Great Grounds Advice

By Dawn Klingensmith


Grass Roots Effort

Besides its green roof initiatives, Chicago for more than six years has avoided the use of chemicals in its parks. "Following natural lawn care basics, the park district keeps the grass 3 inches high, which allows the roots to grow strong and access water deep in the ground," said Zvezdana Kubat, assistant press secretary, Chicago Park District. "As a result, the taller grass naturally shades out some weeds. With the reduction in use of chemical weed killers, dandelion flowers grow back quickly, oftentimes overnight; therefore, we're spreading the word that the sight of dandelions indicates grass that is healthy and safe for patrons to play on."

The park district uses propane-powered, low-polluting lawnmowers and practices "grass-cycling," or leaving the clippings on the grass. "There's a significant amount of nitrogen in the grass clippings that acts like a natural fertilizer, helping provide nutrients to our turf grass in an environmentally friendly way," Kubat said.

Most turf grasses throughout the Chicago Park District are aerated rather than irrigated in order to help fight soil compaction, which is a common occurrence on lawns that are used as recreational surfaces.
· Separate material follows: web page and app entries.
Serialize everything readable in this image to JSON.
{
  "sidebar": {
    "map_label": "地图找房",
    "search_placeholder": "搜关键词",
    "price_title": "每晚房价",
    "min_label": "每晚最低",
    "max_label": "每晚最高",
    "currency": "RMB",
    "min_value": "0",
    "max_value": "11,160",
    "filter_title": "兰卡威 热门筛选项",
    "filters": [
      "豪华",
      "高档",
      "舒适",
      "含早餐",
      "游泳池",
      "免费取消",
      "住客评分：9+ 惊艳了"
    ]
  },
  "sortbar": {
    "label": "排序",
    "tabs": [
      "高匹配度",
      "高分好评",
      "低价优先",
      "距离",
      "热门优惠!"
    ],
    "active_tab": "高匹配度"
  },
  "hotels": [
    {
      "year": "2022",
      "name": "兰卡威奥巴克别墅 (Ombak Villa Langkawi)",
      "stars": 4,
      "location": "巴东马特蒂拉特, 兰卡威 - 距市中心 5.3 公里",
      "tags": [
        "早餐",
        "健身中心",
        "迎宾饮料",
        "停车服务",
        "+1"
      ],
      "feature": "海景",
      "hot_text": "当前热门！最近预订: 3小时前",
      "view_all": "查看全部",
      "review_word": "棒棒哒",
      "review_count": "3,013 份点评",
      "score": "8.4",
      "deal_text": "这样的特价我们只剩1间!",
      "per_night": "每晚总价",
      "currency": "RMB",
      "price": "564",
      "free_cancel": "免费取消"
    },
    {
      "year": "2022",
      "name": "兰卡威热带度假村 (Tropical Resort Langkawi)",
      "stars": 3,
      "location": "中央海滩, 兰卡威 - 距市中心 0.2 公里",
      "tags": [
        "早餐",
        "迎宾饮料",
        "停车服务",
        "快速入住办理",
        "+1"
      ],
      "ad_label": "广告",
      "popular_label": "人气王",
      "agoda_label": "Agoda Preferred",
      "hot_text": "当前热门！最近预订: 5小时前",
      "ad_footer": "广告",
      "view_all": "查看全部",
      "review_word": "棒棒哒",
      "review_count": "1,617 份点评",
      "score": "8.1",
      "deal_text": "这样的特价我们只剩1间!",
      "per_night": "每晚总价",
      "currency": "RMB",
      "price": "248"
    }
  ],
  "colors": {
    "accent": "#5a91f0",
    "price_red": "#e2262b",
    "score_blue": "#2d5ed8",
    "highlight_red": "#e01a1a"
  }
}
This helps water and nutrients reach the roots of the grass.

Bug Off

Santa Barbara County in California maintains 8,000 acres of parks and open spaces, and though different sites require different maintenance strategies, in all areas the county practices integrated pest management.

As a pilot effort for the past several years, Santa Barbara County has all but eliminated the use of herbicides and pesticides in one 680-acre region. This near-comprehensive proscription is occasionally reviewed on a case-by-case basis when a particular project requires very limited use of an herbicide—for example, to prevent reemergence of a non-native invasive plant in a native plant restoration project.

In this region, called South County, the ban has only been lifted once since 1997, to remove an invasive species that out-competes native plants for water.

A controlled flame with a burn bottle is used to kill weeds in parking lots, sidewalk cracks and decomposed granite areas, and black plastic covering is used to kill weeds in limited problem areas. The use of mulch in planter beds inhibits weed growth, while also discouraging snails and retaining moisture for plants.

Compost tea, made by steeping compost in water, is used throughout the county for fertilizing and soil enrichment. Eliminating regular use of broad spectrum herbicides does increase the amount of time and cost of weed abatement. In fact, the cost of mechanical weeding, including labor and equipment, costs the county up to 10 times more per square foot than for previous controlled use of herbicide.

"Sustainable landscaping on the whole can save money. North Lake College in Irving, Texas, in 2003 initiated a program to introduce native plants to the campus, with cost reduction as a primary objective (along with environmental stewardship, education and awareness, and aesthetic considerations). Since implementing the program, irrigation volumes have been reduced by 50 percent or more in converted gardens and landscapes. North Lake irrigates most of the campus with recycled storm water, and native gardens reduce usage in areas served by city metered water," said Grounds Supervisor Chris Marrs. Labor has been reduced by 70 percent, and seasonal plant material costs have been eliminated or reallocated.

Seattle University's grounds department maintains all outdoor areas on campus without the use of chemical pesticides, and has done so going all the way back to 1986. All landscapes are completely organic except for the athletic fields. The university does not see pesticide application as viable, even as a last resort. The grounds crew aims for weed suppression, not eradication, and also uses wood chip mulch, compost top-dressing, compost tea and beneficial insect release to achieve this objective.